WORK ITEM
Copies of all lines containing the string "description" are needed from the data below.

INFORMATION SUPPLIED
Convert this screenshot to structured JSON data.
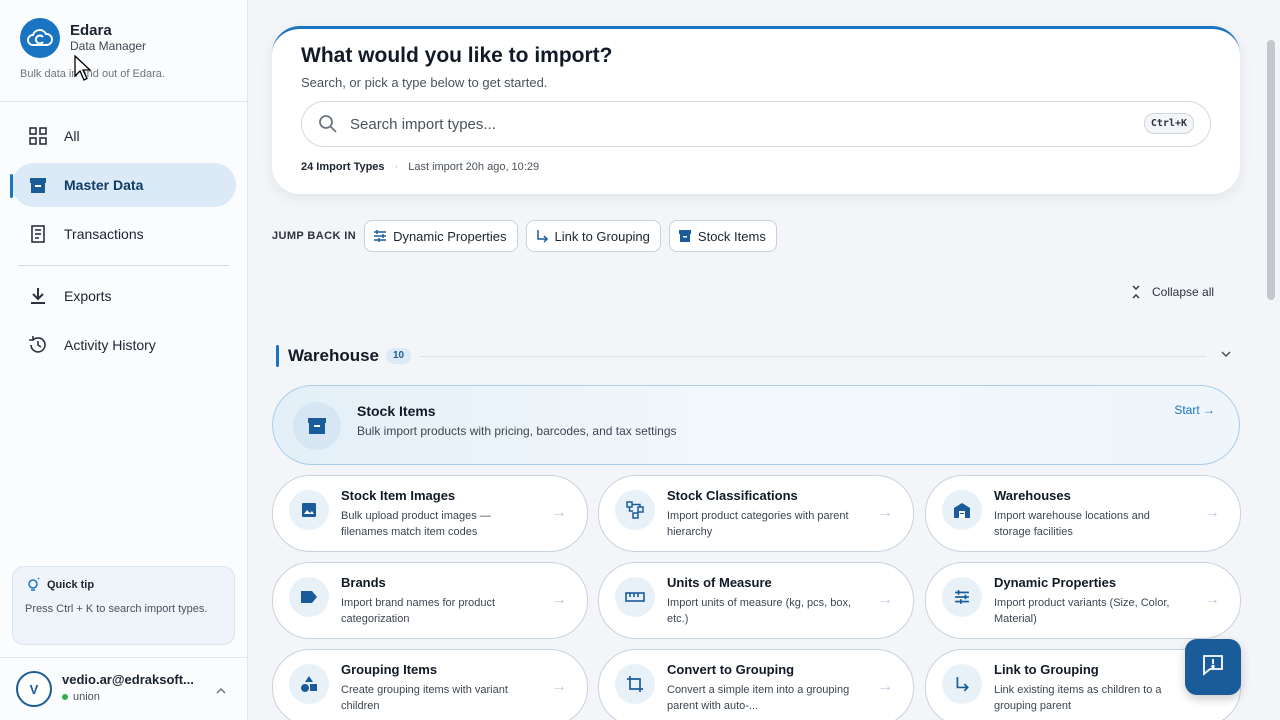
{
  "brand": {
    "name": "Edara",
    "subtitle": "Data Manager",
    "description": "Bulk data in and out of Edara."
  },
  "nav": {
    "items": [
      {
        "label": "All",
        "icon": "grid-icon"
      },
      {
        "label": "Master Data",
        "icon": "archive-box-icon",
        "active": true
      },
      {
        "label": "Transactions",
        "icon": "receipt-icon"
      },
      {
        "label": "Exports",
        "icon": "download-icon"
      },
      {
        "label": "Activity History",
        "icon": "history-icon"
      }
    ]
  },
  "tip": {
    "title": "Quick tip",
    "text": "Press Ctrl + K to search import types."
  },
  "user": {
    "initial": "V",
    "email": "vedio.ar@edraksoft...",
    "org": "union",
    "status_color": "#2bb052"
  },
  "hero": {
    "title": "What would you like to import?",
    "subtitle": "Search, or pick a type below to get started.",
    "search_placeholder": "Search import types...",
    "shortcut": "Ctrl+K",
    "count_label": "24 Import Types",
    "last_import": "Last import 20h ago, 10:29"
  },
  "jump": {
    "label": "JUMP BACK IN",
    "chips": [
      {
        "label": "Dynamic Properties",
        "icon": "sliders-icon"
      },
      {
        "label": "Link to Grouping",
        "icon": "link-arrow-icon"
      },
      {
        "label": "Stock Items",
        "icon": "archive-box-icon"
      }
    ]
  },
  "collapse_label": "Collapse all",
  "section": {
    "title": "Warehouse",
    "count": "10"
  },
  "featured": {
    "title": "Stock Items",
    "description": "Bulk import products with pricing, barcodes, and tax settings",
    "action": "Start →"
  },
  "cards": [
    {
      "title": "Stock Item Images",
      "description": "Bulk upload product images — filenames match item codes",
      "icon": "image-icon"
    },
    {
      "title": "Stock Classifications",
      "description": "Import product categories with parent hierarchy",
      "icon": "hierarchy-icon"
    },
    {
      "title": "Warehouses",
      "description": "Import warehouse locations and storage facilities",
      "icon": "warehouse-icon"
    },
    {
      "title": "Brands",
      "description": "Import brand names for product categorization",
      "icon": "tag-icon"
    },
    {
      "title": "Units of Measure",
      "description": "Import units of measure (kg, pcs, box, etc.)",
      "icon": "ruler-icon"
    },
    {
      "title": "Dynamic Properties",
      "description": "Import product variants (Size, Color, Material)",
      "icon": "sliders-icon"
    },
    {
      "title": "Grouping Items",
      "description": "Create grouping items with variant children",
      "icon": "shapes-icon"
    },
    {
      "title": "Convert to Grouping",
      "description": "Convert a simple item into a grouping parent with auto-...",
      "icon": "crop-icon"
    },
    {
      "title": "Link to Grouping",
      "description": "Link existing items as children to a grouping parent",
      "icon": "link-arrow-icon"
    }
  ],
  "colors": {
    "accent": "#1a74c2",
    "accent_dark": "#1a5c99",
    "active_bg": "#dbeaf6"
  }
}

TASK SOLUTION
    "description": "Bulk data in and out of Edara."
    "description": "Bulk import products with pricing, barcodes, and tax settings",
      "description": "Bulk upload product images — filenames match item codes",
      "description": "Import product categories with parent hierarchy",
      "description": "Import warehouse locations and storage facilities",
      "description": "Import brand names for product categorization",
      "description": "Import units of measure (kg, pcs, box, etc.)",
      "description": "Import product variants (Size, Color, Material)",
      "description": "Create grouping items with variant children",
      "description": "Convert a simple item into a grouping parent with auto-...",
      "description": "Link existing items as children to a grouping parent",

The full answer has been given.